Magnetic Resonance Imaging is a test that uses powerful magnets, radio waves, and a computer to make detailed pictures inside your body.

Your doctor can use this test to diagnose you or to see how well you've responded to treatment. Unlike X-rays and CT scans, an MRI doesn't use radiation.

An MRI helps a doctor diagnose a disease or injury, and it can monitor how well you’re doing with a treatment. MRIs can be done on different parts of your body.

As in other instrumental studies, an MRI study has some restrictions that are absolute and relative. The most important limitation is metals in the body, such as deformations of unknown origin, metal implants.

Absolute restrictions include ear implants and pacemakers. It is important that newly created pacemakers using new technologies allow patients to undergo MRI examination.

Absolute restriction is patient’s high weight, as device manufacturers place some restrictions on the weight and height of the patient.

Relative restrictions include claustrophobia, the first trimester of pregnancy and the patient’s severe condition.

As for dental implants, their presence is not a limitation to MRI research, but in some cases, implants can cause serious artifacts. The same applies to the coronary arteries. Therefore, before the survey, the patient should submit the medical documents of the stents in order to assess when, where and how many stents were placed, and whether this is a limitation to the examination.

Thus, before starting the study, the patient must inform the doctor about the metal present in his/her body, and then only decide the feasibility of the study.
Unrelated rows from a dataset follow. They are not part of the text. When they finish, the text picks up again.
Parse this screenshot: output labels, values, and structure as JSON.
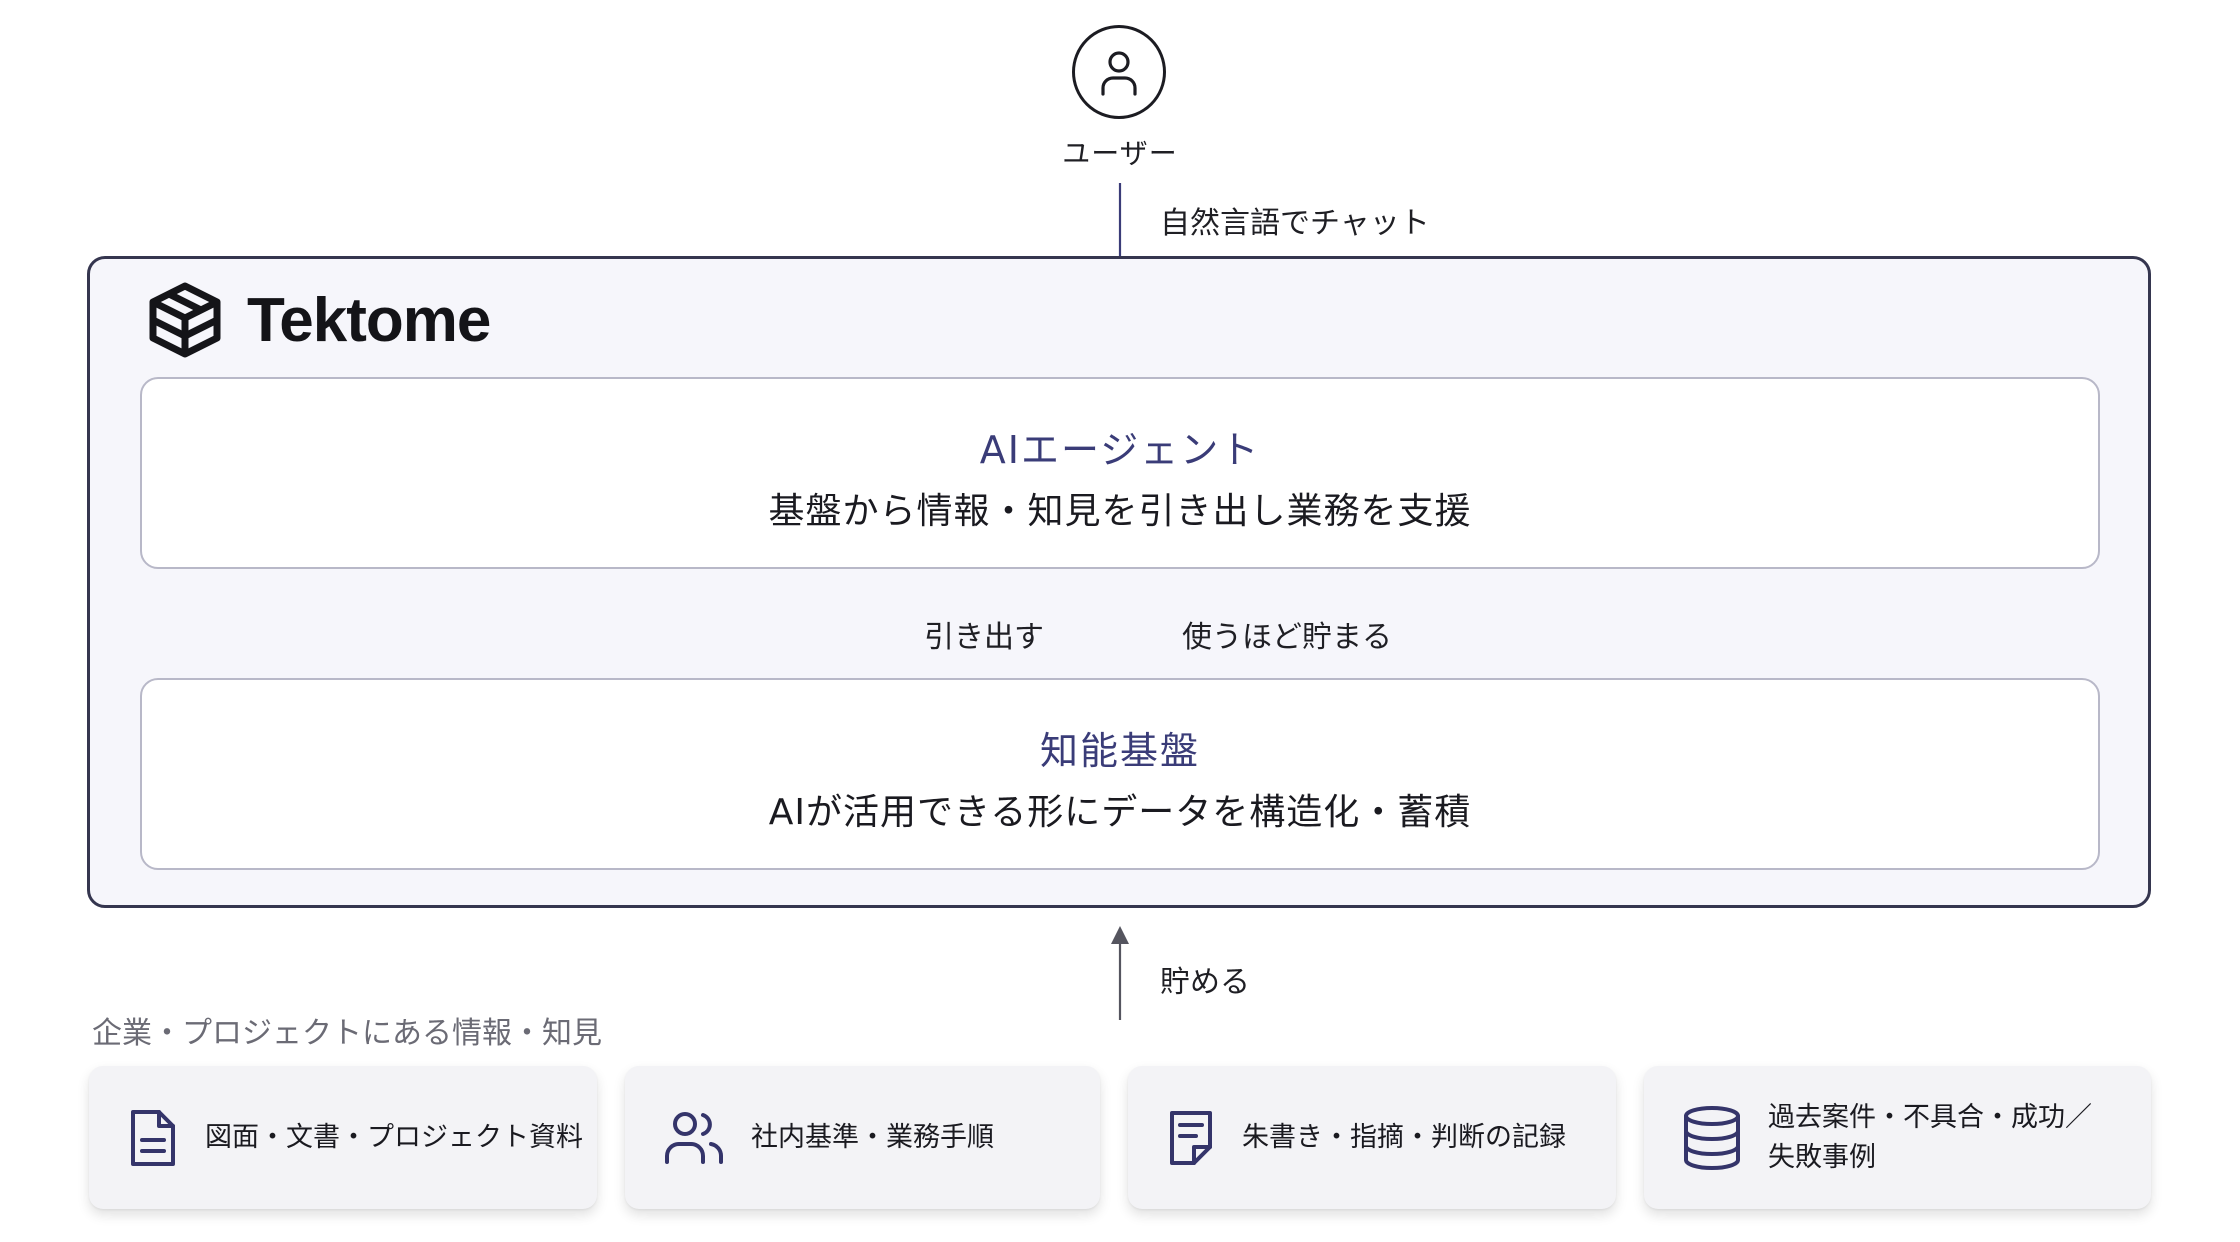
{
  "user": {
    "label": "ユーザー",
    "icon": "user-icon"
  },
  "arrows": {
    "chat_label": "自然言語でチャット",
    "extract_label": "引き出す",
    "accumulate_label": "使うほど貯まる",
    "store_label": "貯める"
  },
  "brand": {
    "name": "Tektome",
    "icon": "tektome-logo-icon"
  },
  "agent": {
    "title": "AIエージェント",
    "description": "基盤から情報・知見を引き出し業務を支援"
  },
  "base": {
    "title": "知能基盤",
    "description": "AIが活用できる形にデータを構造化・蓄積"
  },
  "sources": {
    "heading": "企業・プロジェクトにある情報・知見",
    "items": [
      {
        "label": "図面・文書・プロジェクト資料",
        "icon": "document-icon"
      },
      {
        "label": "社内基準・業務手順",
        "icon": "users-icon"
      },
      {
        "label": "朱書き・指摘・判断の記録",
        "icon": "note-icon"
      },
      {
        "label": "過去案件・不具合・成功／失敗事例",
        "icon": "database-icon"
      }
    ]
  },
  "colors": {
    "accent": "#3a3c78",
    "border": "#35364f",
    "panel": "#f6f6fb"
  }
}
Computed tomography (CT) is a diagnostic imaging test used to create detailed images of internal organs, bones, soft tissue and blood vessels. The cross-sectional images generated during a CT scan can be reformatted in multiple planes, and can even generate three-dimensional images which can be viewed on a computer monitor, printed on film or transferred to electronic media. CT scanning is often the best method for detecting many different cancers since the images allow your doctor to confirm the presence of a tumor and determine its size and location. CT is fast, painless, noninvasive and accurate. In emergency cases, it can reveal internal injuries and bleeding quickly enough to help save lives.

Computed tomography of the abdominal cavity is one of the most frequently performed studies. Due to the high resolution of the computed tomography method, the use of scanning algorithms with very multiple sections, you can see changes in size from a few millimeters and identify pathological processes at a minimal stage. Abdominal CT is prescribed in case of complaints in the gastrointestinal tract, liver, gallbladder and biliary tract, pancreas, spleen, intestines. Complaints can be in the form of pain, colic, fever and sudden weight loss. A CT scan is also shown if another study has been conducted, for example, an ultrasound scan and a suspicious area has been identified that needs to be investigated in detail.
If during the study a suspicious zone or tumor is detected, intravenous bolus contrasting is used to more accurately assess the condition of organs and tissues, identify pathological changes in them and conduct a possible differential diagnosis of the nature of the changes detected.